Insomnia, particularly in later life, may raise the risk for chronic diseases of aging and mortality through its effect on cellular aging. The current study examines the effects of insomnia on telomere length, a measure of cellular aging, and tests whether insomnia interacts with chronological age to increase cellular aging.
A total of 126 males and females (60-88 y) were assessed for insomnia using the Diagnostic and Statistical Manual IV criterion for primary insomnia and the International Classification of Sleep Disorders, Second Edition for general insomnia (45 insomnia cases; 81 controls). Telomere length in peripheral blood mononuclear cells (PBMC) was determined using real-time quantitative polymerase chain reaction (qPCR) methodology.
In the analysis of covariance model adjusting for body mass index and sex, age (60-69 y versus 70-88 y) and insomnia diagnosis interacted to predict shorter PBMC telomere length (P = 0.04). In the oldest age group (70-88 y), PBMC telomere length was significantly shorter in those with insomnia, mean (standard deviation) M(SD) = 0.59(0.2) compared to controls with no insomnia M(SD) = 0.78(0.4), P = 0.04. In the adults aged 60-69 y, PBMC telomere length was not different between insomnia cases and controls, P = 0.44.
© 2016 Associated Professional Sleep Societies, LLC.
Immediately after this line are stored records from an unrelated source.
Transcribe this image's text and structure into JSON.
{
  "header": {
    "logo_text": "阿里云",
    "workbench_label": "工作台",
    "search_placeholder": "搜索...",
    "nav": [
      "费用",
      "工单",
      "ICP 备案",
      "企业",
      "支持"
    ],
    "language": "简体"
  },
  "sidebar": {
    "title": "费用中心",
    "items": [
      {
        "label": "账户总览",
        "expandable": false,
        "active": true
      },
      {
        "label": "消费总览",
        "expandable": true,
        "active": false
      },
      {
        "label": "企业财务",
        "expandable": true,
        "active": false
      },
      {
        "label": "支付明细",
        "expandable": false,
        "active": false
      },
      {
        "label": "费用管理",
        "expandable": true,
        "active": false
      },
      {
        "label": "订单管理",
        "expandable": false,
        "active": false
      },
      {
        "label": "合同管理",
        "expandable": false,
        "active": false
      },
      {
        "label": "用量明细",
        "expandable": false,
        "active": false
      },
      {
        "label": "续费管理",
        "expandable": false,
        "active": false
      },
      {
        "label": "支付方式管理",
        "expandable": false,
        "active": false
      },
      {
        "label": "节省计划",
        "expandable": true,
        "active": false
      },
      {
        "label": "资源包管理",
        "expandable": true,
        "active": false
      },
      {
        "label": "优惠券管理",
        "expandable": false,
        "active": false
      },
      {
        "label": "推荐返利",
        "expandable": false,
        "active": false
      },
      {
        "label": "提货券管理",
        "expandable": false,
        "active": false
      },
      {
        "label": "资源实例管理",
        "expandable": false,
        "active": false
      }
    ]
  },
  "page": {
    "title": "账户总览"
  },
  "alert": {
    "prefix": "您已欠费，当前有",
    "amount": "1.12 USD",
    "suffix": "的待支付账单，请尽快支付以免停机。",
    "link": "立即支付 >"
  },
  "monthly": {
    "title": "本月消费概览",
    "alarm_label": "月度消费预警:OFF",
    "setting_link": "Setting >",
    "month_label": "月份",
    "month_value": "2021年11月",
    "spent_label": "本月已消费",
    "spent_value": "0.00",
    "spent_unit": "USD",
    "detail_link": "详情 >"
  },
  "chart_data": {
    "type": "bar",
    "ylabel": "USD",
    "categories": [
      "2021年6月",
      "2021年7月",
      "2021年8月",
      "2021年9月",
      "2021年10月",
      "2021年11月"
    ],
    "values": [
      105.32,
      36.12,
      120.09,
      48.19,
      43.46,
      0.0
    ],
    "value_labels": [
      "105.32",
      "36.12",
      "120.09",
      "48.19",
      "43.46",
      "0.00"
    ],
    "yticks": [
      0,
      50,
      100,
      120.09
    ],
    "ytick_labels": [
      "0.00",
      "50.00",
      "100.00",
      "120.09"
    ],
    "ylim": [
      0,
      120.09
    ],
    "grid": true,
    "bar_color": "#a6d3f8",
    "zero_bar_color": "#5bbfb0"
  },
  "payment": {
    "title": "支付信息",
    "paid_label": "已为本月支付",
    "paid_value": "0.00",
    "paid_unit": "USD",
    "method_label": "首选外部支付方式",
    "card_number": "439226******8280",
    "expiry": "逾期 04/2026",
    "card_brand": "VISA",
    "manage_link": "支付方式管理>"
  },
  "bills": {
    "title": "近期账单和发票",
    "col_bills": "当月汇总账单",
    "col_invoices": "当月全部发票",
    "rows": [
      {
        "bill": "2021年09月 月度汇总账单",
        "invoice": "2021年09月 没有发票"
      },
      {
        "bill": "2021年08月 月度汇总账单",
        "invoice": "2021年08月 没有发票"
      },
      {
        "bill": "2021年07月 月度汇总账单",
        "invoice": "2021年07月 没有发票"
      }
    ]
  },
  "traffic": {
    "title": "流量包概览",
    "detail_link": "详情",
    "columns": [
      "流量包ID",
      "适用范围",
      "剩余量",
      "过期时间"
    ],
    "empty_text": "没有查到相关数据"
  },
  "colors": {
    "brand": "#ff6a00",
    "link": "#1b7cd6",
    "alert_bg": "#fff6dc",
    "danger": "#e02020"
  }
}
Insomnia is associated with shorter PBMC telomere length in adults aged 70-88 y, but not in those younger than 70 y, suggesting that clinically severe sleep disturbances may increase cellular aging, especially in the later years of life. These findings highlight insomnia as a vulnerability factor in later life, with implications for risk for diseases of aging.